One of his short stories, "Nawabdin Electrician", was selected by Salman Rushdie for the Best American Short Stories of 2008.[14] Another story, "A Spoiled Man", was selected for the 2010 edition of The PEN/O. Henry Prize Stories.[19]

In Other Rooms, Other Wonders has been published in 19 countries in 16 languages.


See also


External links

  • Official Website
  • The New Yorker
  • Zoetrope: All-Story, Fall 2006, Vol. 10, No. 3

This article was sourced from Creative Commons Attribution-ShareAlike License; additional terms may apply. World Heritage Encyclopedia content is assembled from numerous content providers, Open Access Publishing, and in compliance with The Fair Access to Science and Technology Research Act (FASTR), Wikimedia Foundation, Inc., Public Library of Science, The Encyclopedia of Life, Open Book Publishers (OBP), PubMed, U.S. National Library of Medicine, National Center for Biotechnology Information, U.S. National Library of Medicine, National Institutes of Health (NIH), U.S. Department of Health & Human Services, and, which sources content from all federal, state, local, tribal, and territorial government publication portals (.gov, .mil, .edu). Funding for and content contributors is made possible from the U.S. Congress, E-Government Act of 2002.
Crowd sourced content that is contributed to World Heritage Encyclopedia is peer reviewed and edited by our editorial staff to ensure quality scholarly research articles.
By using this site, you agree to the Terms of Use and Privacy Policy.
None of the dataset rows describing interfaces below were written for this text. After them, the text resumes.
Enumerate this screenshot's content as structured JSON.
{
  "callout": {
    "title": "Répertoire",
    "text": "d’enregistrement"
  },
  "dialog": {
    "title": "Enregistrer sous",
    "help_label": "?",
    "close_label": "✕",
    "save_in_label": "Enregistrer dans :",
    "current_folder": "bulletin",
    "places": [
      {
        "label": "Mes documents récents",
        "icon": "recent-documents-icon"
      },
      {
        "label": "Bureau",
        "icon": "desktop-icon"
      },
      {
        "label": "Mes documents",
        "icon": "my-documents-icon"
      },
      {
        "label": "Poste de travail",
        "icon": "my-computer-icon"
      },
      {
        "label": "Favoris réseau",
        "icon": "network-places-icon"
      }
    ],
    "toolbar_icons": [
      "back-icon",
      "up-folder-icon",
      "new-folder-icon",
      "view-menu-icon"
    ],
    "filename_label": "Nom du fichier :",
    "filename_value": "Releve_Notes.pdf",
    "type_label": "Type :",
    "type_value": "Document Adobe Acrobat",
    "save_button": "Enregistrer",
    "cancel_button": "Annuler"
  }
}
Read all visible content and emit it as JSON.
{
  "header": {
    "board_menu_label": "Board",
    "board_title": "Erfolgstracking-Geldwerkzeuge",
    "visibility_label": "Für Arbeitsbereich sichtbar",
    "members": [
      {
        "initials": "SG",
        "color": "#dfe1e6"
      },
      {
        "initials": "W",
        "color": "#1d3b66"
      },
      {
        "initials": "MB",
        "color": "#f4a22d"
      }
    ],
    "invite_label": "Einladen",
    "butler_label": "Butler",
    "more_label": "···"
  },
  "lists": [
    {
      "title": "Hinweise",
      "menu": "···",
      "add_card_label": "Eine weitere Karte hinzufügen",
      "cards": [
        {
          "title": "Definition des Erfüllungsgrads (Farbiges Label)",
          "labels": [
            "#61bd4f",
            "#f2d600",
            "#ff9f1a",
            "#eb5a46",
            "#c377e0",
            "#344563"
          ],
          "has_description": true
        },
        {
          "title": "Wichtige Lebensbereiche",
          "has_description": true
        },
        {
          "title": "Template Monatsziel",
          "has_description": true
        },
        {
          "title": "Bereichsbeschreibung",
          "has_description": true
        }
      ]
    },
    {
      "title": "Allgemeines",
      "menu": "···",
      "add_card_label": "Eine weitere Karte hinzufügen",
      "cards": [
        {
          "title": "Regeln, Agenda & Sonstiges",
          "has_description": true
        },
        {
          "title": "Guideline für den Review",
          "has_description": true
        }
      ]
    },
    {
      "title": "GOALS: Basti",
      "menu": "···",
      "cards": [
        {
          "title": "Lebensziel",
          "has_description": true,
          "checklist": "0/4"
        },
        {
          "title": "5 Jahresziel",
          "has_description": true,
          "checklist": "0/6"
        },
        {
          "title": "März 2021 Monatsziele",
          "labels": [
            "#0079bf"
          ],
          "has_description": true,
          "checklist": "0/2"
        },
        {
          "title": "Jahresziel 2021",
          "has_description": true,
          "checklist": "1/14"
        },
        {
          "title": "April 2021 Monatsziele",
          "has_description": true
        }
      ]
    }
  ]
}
World Heritage Encyclopedia™ is a registered trademark of the World Public Library Association, a non-profit organization.

Copyright © World Library Foundation. All rights reserved. eBooks from Project Gutenberg are sponsored by the World Library Foundation,
a 501c(4) Member's Support Non-Profit Organization, and is NOT affiliated with any governmental agency or department.